The word "validade" occurs in some lines of the data. Return each such line.

══════

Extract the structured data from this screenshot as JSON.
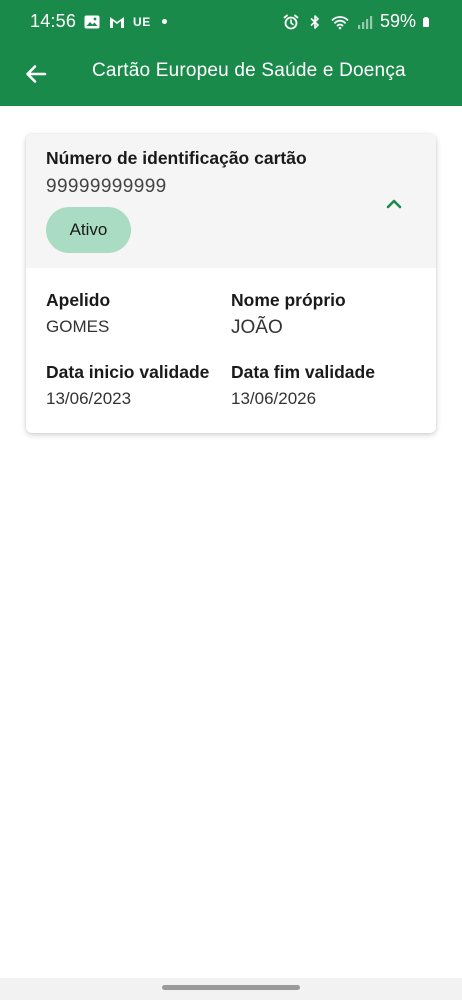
{
  "status_bar": {
    "time": "14:56",
    "carrier_tag": "UE",
    "battery_percent": "59%",
    "icons": [
      "gallery-icon",
      "gmail-icon",
      "alarm-icon",
      "bluetooth-icon",
      "wifi-icon",
      "signal-icon",
      "battery-icon"
    ]
  },
  "app_bar": {
    "title": "Cartão Europeu de Saúde e Doença",
    "back_icon": "arrow-left-icon"
  },
  "card": {
    "number_label": "Número de identificação cartão",
    "number_value": "99999999999",
    "status": "Ativo",
    "toggle_icon": "chevron-up-icon",
    "fields": [
      {
        "label": "Apelido",
        "value": "GOMES"
      },
      {
        "label": "Nome próprio",
        "value": "JOÃO"
      },
      {
        "label": "Data inicio validade",
        "value": "13/06/2023"
      },
      {
        "label": "Data fim validade",
        "value": "13/06/2026"
      }
    ]
  },
  "colors": {
    "primary": "#1a8a4b",
    "chip_bg": "#a9dcc2",
    "card_header_bg": "#f5f5f5",
    "chevron": "#1a8a4b"
  }
}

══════

* _Written response_:
        "label": "Data inicio validade",
        "label": "Data fim validade",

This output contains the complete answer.